The NTA has been using a risk-based approach in their identifying which taxpayers to audit. This means that they conduct audit activities to assess the tax compliance risk of each taxpayer, and more audit resources are allocated to high-risk taxpayers.

Factors contributing to compliance risks include: (i) the governance and behavior of a taxpayer; and (ii) the control over the accounting department and accounting procedures. If the NTA identifies a taxpayer with weak tax governance and high tax compliance risk, the audit interval can be shorter, and the duration of the next audit may be extended.

The evidence gathering process

To prepare for controversy procedures at the national tax tribunal and the courts, tax auditors are strengthening the evidence gathering process. If a tax auditor questions a tax position, a taxpayer is required to explain the position with appropriate documentation, not merely contracts, but also decision-making processes.

The international information exchange among tax authorities

Through the international information exchange mechanisms, the NTA has been extensively exchanging information, including information related to tax audit, TP documentation and financial accounts, with other tax authorities. The NTA has made it clear that they are actively making the best use of information it receives from overseas tax authorities and conducting their tax audit activities on cross-border transactions. It is not surprising that information from an overseas tax authority could initiate a tax audit on a multinational enterprise in Japan.

Implications

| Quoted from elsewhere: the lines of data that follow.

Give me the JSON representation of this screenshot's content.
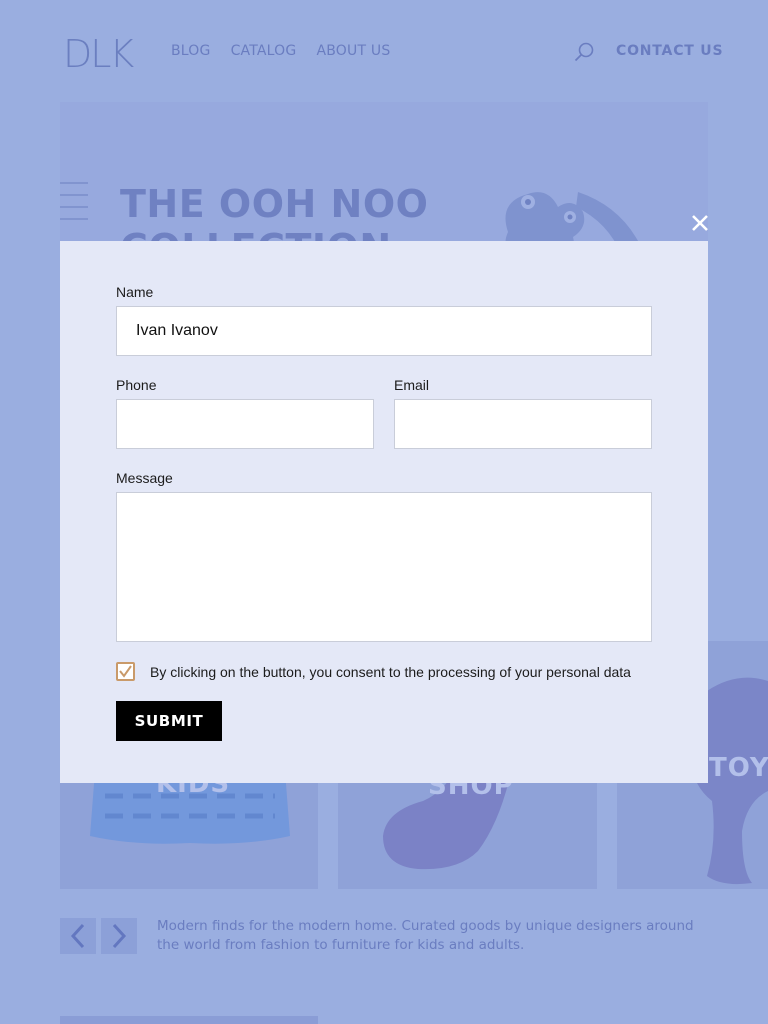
{
  "header": {
    "logo": "DLK",
    "nav": [
      "BLOG",
      "CATALOG",
      "ABOUT US"
    ],
    "search_icon": "search-icon",
    "contact": "CONTACT  US"
  },
  "hero": {
    "title_line1": "THE OOH NOO",
    "title_line2": "COLLECTION"
  },
  "cards": {
    "kids": "KIDS",
    "shop": "SHOP",
    "toys": "TOYS"
  },
  "slider": {
    "prev_icon": "chevron-left-icon",
    "next_icon": "chevron-right-icon",
    "tagline": "Modern finds for the modern home. Curated goods by unique designers around the world from fashion to furniture for kids and adults."
  },
  "modal": {
    "close_icon": "close-icon",
    "name_label": "Name",
    "name_value": "Ivan Ivanov",
    "phone_label": "Phone",
    "phone_value": "",
    "email_label": "Email",
    "email_value": "",
    "message_label": "Message",
    "message_value": "",
    "consent_checked": true,
    "consent_text": "By clicking on the button, you consent to the processing of your personal data",
    "submit_label": "SUBMIT"
  },
  "colors": {
    "overlay": "#9aaee0",
    "modal_bg": "#e4e8f7",
    "checkbox_accent": "#c99a6a",
    "button_bg": "#000000"
  }
}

In response to the NTA’s focused approach to cross-border transactions, multinational enterprises operating in Japan should undertake activities to mitigate tax audit risks before the next tax audit. Typical activities include working with tax advisors, identifying high risk issues, and taking measures such as preparing documentation. Reviewing cross-border transactions is resource-intensive, and once a tax audit has started, it may be difficult to address issues adequately in a limited time frame. Advance consultation with the tax authorities is also an effective means to mitigate any identified risks.

If a taxpayer receives a tax audit notice from the tax authorities, they should consult with their tax professionals before responding or providing information to the tax authorities. Tax professionals can provide guidance on the scope of the tax audit and how best to prepare for it, and also directly communicate with the tax authorities on issues including the logistical arrangements of the tax audit.

For additional information with respect to this Alert, please contact the following:

Ernst & Young Tax Co., Tokyo
  • Koichi Sekiya 
  • Taichi Haraguchi 
  • Satoru Araki 
Ernst & Young LLP (United States), Japanese Tax Desk, New York
  • Hiroaki Ito 
  • Ryuta Tosaki 
Ernst & Young LLP (United States), Asia Pacific Business Group, New York
  • Chris Finnerty 
  • Bee-Khun Yap